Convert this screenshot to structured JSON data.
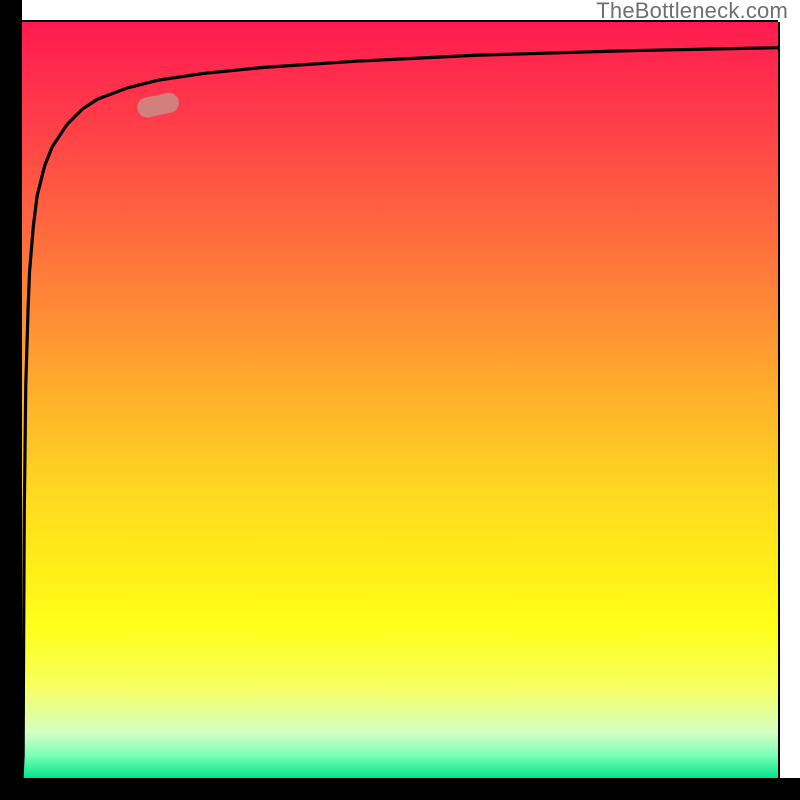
{
  "attribution": "TheBottleneck.com",
  "colors": {
    "axis": "#000000",
    "curve": "#000000",
    "marker_fill": "#ca8d87",
    "marker_opacity": 0.85,
    "gradient_stops": [
      {
        "offset": 0,
        "color": "#ff1a4f"
      },
      {
        "offset": 12,
        "color": "#ff3a4a"
      },
      {
        "offset": 25,
        "color": "#ff6140"
      },
      {
        "offset": 38,
        "color": "#ff8a36"
      },
      {
        "offset": 50,
        "color": "#ffb22a"
      },
      {
        "offset": 62,
        "color": "#ffd820"
      },
      {
        "offset": 72,
        "color": "#ffee18"
      },
      {
        "offset": 80,
        "color": "#ffff1a"
      },
      {
        "offset": 88,
        "color": "#f7ff60"
      },
      {
        "offset": 94,
        "color": "#d4ffc4"
      },
      {
        "offset": 97,
        "color": "#7bffb7"
      },
      {
        "offset": 100,
        "color": "#00e68a"
      }
    ]
  },
  "chart_data": {
    "type": "line",
    "title": "",
    "xlabel": "",
    "ylabel": "",
    "xlim": [
      0,
      100
    ],
    "ylim": [
      0,
      100
    ],
    "series": [
      {
        "name": "curve",
        "description": "Steep rise from origin approaching an upper asymptote near y≈97; visually a logarithmic/saturation-style curve.",
        "x": [
          0,
          0.15,
          0.2,
          0.3,
          0.5,
          0.8,
          1,
          1.5,
          2,
          3,
          4,
          6,
          8,
          10,
          14,
          18,
          24,
          32,
          44,
          60,
          80,
          100
        ],
        "y": [
          0,
          3,
          15,
          35,
          52,
          62,
          67,
          73,
          77,
          81,
          83.5,
          86.5,
          88.5,
          89.8,
          91.3,
          92.3,
          93.2,
          94.0,
          94.8,
          95.6,
          96.2,
          96.6
        ]
      }
    ],
    "marker": {
      "description": "Pill-shaped highlight on curve near the upper-left knee.",
      "x": 18,
      "y": 89,
      "shape": "rounded-rect",
      "approx_angle_deg": -12
    }
  }
}
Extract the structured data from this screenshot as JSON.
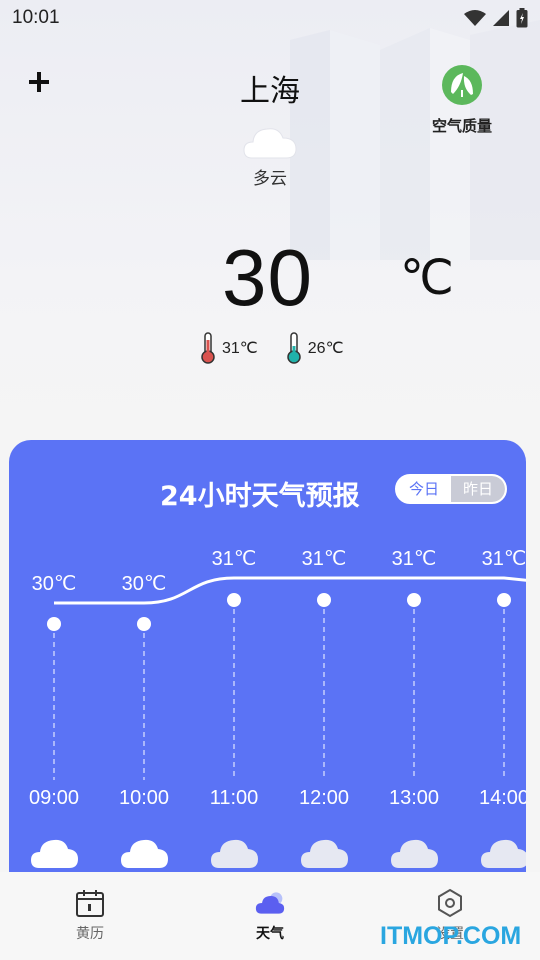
{
  "status": {
    "time": "10:01"
  },
  "header": {
    "city": "上海",
    "aqi_label": "空气质量"
  },
  "weather": {
    "condition": "多云",
    "temperature": "30",
    "unit": "℃",
    "high": "31℃",
    "low": "26℃"
  },
  "forecast": {
    "title": "24小时天气预报",
    "toggle_today": "今日",
    "toggle_yesterday": "昨日",
    "hours": [
      {
        "time": "09:00",
        "temp": "30℃",
        "value": 30,
        "icon": "cloud-icon"
      },
      {
        "time": "10:00",
        "temp": "30℃",
        "value": 30,
        "icon": "cloud-icon"
      },
      {
        "time": "11:00",
        "temp": "31℃",
        "value": 31,
        "icon": "cloud-icon"
      },
      {
        "time": "12:00",
        "temp": "31℃",
        "value": 31,
        "icon": "cloud-icon"
      },
      {
        "time": "13:00",
        "temp": "31℃",
        "value": 31,
        "icon": "cloud-icon"
      },
      {
        "time": "14:00",
        "temp": "31℃",
        "value": 31,
        "icon": "cloud-icon"
      }
    ]
  },
  "nav": {
    "items": [
      {
        "label": "黄历",
        "icon": "calendar-icon",
        "active": false
      },
      {
        "label": "天气",
        "icon": "cloud-icon",
        "active": true
      },
      {
        "label": "设置",
        "icon": "settings-icon",
        "active": false
      }
    ]
  },
  "watermark": "ITMOP.COM",
  "colors": {
    "accent": "#5b73f5",
    "card": "#5b73f5",
    "leaf": "#5cb85c"
  }
}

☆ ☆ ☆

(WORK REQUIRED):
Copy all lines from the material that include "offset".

(RESPONSE):
        "offset": 0,
        "offset": 12,
        "offset": 25,
        "offset": 38,
        "offset": 50,
        "offset": 62,
        "offset": 72,
        "offset": 80,
        "offset": 88,
        "offset": 94,
        "offset": 97,
        "offset": 100,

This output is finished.